-------- DATA FOR THIS TASK

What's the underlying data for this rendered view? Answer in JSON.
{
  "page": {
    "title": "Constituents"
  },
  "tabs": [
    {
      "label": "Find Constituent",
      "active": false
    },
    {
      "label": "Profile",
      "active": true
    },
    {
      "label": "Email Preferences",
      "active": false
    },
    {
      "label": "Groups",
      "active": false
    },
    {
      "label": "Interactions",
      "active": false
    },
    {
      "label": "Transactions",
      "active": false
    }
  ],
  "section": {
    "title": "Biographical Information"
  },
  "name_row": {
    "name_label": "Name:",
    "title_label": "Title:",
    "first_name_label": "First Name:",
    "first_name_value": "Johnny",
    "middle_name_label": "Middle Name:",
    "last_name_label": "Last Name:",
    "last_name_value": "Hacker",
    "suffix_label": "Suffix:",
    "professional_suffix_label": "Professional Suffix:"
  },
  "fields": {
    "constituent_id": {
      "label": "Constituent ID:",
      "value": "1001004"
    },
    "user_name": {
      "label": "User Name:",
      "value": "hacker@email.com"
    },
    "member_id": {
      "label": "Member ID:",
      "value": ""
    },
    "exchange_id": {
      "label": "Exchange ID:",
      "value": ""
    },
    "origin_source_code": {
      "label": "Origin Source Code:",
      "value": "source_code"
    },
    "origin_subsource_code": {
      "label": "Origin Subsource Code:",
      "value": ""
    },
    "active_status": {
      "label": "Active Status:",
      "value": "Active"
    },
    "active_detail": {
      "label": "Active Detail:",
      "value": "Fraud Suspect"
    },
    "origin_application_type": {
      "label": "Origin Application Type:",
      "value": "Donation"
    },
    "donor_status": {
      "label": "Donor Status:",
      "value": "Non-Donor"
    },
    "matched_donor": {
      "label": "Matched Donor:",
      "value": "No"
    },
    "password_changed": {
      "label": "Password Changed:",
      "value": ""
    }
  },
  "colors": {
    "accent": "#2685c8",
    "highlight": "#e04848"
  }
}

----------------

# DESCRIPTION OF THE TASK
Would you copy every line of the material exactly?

# OUTPUT OF THE TASK
What's the underlying data for this rendered view? Answer in JSON.
{
  "page": {
    "title": "Constituents"
  },
  "tabs": [
    {
      "label": "Find Constituent",
      "active": false
    },
    {
      "label": "Profile",
      "active": true
    },
    {
      "label": "Email Preferences",
      "active": false
    },
    {
      "label": "Groups",
      "active": false
    },
    {
      "label": "Interactions",
      "active": false
    },
    {
      "label": "Transactions",
      "active": false
    }
  ],
  "section": {
    "title": "Biographical Information"
  },
  "name_row": {
    "name_label": "Name:",
    "title_label": "Title:",
    "first_name_label": "First Name:",
    "first_name_value": "Johnny",
    "middle_name_label": "Middle Name:",
    "last_name_label": "Last Name:",
    "last_name_value": "Hacker",
    "suffix_label": "Suffix:",
    "professional_suffix_label": "Professional Suffix:"
  },
  "fields": {
    "constituent_id": {
      "label": "Constituent ID:",
      "value": "1001004"
    },
    "user_name": {
      "label": "User Name:",
      "value": "hacker@email.com"
    },
    "member_id": {
      "label": "Member ID:",
      "value": ""
    },
    "exchange_id": {
      "label": "Exchange ID:",
      "value": ""
    },
    "origin_source_code": {
      "label": "Origin Source Code:",
      "value": "source_code"
    },
    "origin_subsource_code": {
      "label": "Origin Subsource Code:",
      "value": ""
    },
    "active_status": {
      "label": "Active Status:",
      "value": "Active"
    },
    "active_detail": {
      "label": "Active Detail:",
      "value": "Fraud Suspect"
    },
    "origin_application_type": {
      "label": "Origin Application Type:",
      "value": "Donation"
    },
    "donor_status": {
      "label": "Donor Status:",
      "value": "Non-Donor"
    },
    "matched_donor": {
      "label": "Matched Donor:",
      "value": "No"
    },
    "password_changed": {
      "label": "Password Changed:",
      "value": ""
    }
  },
  "colors": {
    "accent": "#2685c8",
    "highlight": "#e04848"
  }
}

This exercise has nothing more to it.